Last week's column offered action steps you can take to combat delirium in hospitalized loved ones. Today's column takes a step back and offers more comprehensive strategies you can use to address this deadly complication.

First, take it seriously. When I was an executive for a big corporation in the healthcare industry, one way that my colleagues would signal that they were describing a critical issue that they wanted other executives to pay attention to was to say, "I'm serious as a heart attack."

That was, of course, a figure of speech. But delirium is literally as serious as a heart attack. Most people know that it's critical to get medical attention very quickly for people having heart attacks. The same is true for people experiencing delirium.

Heart attacks often - although not always - announce themselves. Delirium is not necessarily so forthcoming. Most delirium is "silent" and can exist for days or weeks without doctors or nurses realizing it. The odds of permanent damage increase hour by hour.

Second, be prepared. In our house, we have a "delirium notebook" to remind family members what to do if another family member is hospitalized. You can duplicate this notebook yourself, by printing out these items:

1. News articles reporting on relevant medical studies, in case other family members or medical professionals aren't familiar with the issues. Search online by headlines (quotations provide highlights):

a. "Hospitals Combat an Insidious Complication: Delirium in ICU Patients, Once Thought Temporary, Can Inflict Lasting Damage," by Laura Landro, Wall Street Journal, 17 Oct. 2007 ("The condition can have devastating long-term consequences - and ... is preventable with simple changes in care.")

b. "Hallucinations in Hospital Pose Risk to the Elderly," by Pam Belluck, New York Times, 20 June 2010 ("Elderly patients experiencing delirium were. . . placed in nursing homes 75 percent of the time, five times as often as those without delirium.")

c. "Changing Intensive Care to Improve Life Afterward," by Laura Landro, Wall Street Journal, 15 Feb. 2011 ("Fifty percent to 80 percent of people who leave the ICU later suffer from long-term cognitive impairment that appears to be related to how long they were delirious in the hospital.")

d. "After Hospitalization, Mental Trouble for Elderly Patients," by Judith Graham, New York Times, 23 March 2012 ("It's as if people became 10 years older, from a cognitive standpoint, than they actually were before a hospitalization.")

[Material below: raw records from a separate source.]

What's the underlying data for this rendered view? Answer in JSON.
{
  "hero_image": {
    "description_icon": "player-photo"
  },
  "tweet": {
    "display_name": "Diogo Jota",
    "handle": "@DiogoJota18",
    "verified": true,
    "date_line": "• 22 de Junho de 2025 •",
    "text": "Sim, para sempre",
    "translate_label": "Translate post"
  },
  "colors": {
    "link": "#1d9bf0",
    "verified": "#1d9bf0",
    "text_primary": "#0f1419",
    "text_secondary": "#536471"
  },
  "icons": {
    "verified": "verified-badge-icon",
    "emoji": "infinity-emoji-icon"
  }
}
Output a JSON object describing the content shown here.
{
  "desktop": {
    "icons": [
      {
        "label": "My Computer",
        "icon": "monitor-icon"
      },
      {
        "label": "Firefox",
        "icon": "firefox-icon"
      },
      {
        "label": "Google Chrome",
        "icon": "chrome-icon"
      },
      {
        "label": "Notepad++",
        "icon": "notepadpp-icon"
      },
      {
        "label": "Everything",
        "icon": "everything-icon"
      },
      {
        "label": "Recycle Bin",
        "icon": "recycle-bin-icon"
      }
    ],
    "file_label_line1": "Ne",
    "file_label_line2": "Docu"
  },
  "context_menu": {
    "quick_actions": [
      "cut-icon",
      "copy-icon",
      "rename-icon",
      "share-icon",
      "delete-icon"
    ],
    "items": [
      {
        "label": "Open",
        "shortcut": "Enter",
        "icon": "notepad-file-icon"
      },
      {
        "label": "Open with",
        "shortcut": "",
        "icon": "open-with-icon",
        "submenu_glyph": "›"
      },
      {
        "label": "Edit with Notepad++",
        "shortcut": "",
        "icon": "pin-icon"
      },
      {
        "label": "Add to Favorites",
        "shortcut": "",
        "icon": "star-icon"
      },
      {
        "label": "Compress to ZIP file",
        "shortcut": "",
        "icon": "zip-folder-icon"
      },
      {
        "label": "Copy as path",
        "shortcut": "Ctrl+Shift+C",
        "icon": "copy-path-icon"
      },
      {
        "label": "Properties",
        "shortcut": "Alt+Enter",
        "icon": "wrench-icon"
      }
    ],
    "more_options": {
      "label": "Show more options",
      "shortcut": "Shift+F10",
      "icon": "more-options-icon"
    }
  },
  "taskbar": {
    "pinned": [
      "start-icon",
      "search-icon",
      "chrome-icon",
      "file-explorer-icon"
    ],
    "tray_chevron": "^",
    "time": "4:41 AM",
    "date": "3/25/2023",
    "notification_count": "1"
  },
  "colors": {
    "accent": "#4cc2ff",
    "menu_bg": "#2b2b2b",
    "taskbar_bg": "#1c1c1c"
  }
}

e. "Vigilance about the Dangers of Delirium," by Jane Brody, New York Times, 01 Oct. 2012 ("Delirium could be prevented in up to 40 percent of cases. . . Yet, more often than not, delirium is misdiagnosed and mistreated.")

f. "Delirium in the ICU May Pose Ongoing Risk of Thinking Problems," by Thomas Andrew Gustafson, NPR, 03 Oct. 2013 ("We weren't aware, frankly, of delirium that can be very silent. And only 5 percent of delirium is. . . hyperactive.")

2. "Delirium in the Intensive Care Unit: A Guide for Families and Patients," by Vanderbilt Medical Center, found at

3. CAM-ICU (Confusion Assessment Method for the ICU) worksheet at and a guideline for sedation use in the ICU, including the RASS (Richmond Agitation and Sedation Scale) at While intended for doctors and nurses and referring to separate instructions, tests, and training manuals, these can give you a feel for how delirium can be diagnosed and current thinking about how much sedation is considered too little or too much. Doctors can refer to

4. Four of my columns in this newspaper (search online by headline) that offer action steps you can take: "Should you worry when hospital patients lose touch with reality?" March 27, 2011; "Hospital delirium can lead to permanent mental decline," Nov. 10, 2013; "How to help loved ones avoid delirium in the hospital," Nov. 17, 2013; and today's article.

Third, insist on frequent assessments and action plans. Ask that patients be formally checked for delirium every four to six hours and that action be taken if scores show that they are delirious. If patients have not been diagnosed with delirium yet say or do irrational things not typical of them, alert a nurse or doctor and ask for a treatment plan to address the situation.